**AIM OF THE TASK**
Please filter the entries for the word "Warehouses" and copy every line that has it.

**RECORDS**
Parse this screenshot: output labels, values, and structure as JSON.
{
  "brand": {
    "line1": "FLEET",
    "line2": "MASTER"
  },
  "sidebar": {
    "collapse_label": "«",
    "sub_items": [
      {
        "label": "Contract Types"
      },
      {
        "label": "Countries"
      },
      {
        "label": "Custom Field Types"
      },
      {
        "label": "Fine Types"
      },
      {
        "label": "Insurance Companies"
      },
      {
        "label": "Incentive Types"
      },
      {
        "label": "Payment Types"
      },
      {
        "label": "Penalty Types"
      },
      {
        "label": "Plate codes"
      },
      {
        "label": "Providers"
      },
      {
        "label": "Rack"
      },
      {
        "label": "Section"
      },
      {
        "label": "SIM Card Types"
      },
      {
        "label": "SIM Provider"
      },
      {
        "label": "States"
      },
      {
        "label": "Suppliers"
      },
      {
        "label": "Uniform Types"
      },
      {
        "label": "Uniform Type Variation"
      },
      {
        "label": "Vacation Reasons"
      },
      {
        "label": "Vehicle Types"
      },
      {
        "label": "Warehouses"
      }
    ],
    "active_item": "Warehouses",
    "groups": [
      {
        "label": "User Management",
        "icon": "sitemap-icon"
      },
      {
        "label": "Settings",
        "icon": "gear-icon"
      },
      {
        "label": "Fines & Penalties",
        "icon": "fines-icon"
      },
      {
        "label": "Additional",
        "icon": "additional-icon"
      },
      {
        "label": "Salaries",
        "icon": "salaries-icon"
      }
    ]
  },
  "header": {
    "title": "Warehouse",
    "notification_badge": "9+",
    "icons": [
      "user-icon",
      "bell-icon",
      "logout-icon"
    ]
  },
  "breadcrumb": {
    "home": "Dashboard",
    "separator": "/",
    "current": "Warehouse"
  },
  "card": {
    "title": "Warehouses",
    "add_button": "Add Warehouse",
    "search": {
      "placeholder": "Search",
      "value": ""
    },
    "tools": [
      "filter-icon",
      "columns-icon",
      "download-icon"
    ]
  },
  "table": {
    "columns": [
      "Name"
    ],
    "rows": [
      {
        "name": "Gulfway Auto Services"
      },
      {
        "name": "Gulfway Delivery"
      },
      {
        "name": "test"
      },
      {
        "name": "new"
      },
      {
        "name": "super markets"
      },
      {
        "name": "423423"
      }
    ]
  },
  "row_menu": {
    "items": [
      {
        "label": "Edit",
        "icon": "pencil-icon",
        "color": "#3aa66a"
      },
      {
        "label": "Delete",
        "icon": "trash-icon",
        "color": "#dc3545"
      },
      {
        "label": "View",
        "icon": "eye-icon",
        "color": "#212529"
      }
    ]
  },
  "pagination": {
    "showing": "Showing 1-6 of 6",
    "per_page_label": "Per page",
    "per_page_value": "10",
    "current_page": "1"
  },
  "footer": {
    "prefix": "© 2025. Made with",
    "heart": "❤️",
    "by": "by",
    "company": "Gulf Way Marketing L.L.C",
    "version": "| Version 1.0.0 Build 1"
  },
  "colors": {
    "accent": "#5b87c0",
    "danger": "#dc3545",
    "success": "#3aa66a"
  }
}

**WRITTEN RESPONSE**
        "label": "Warehouses"
    "active_item": "Warehouses",
    "title": "Warehouses",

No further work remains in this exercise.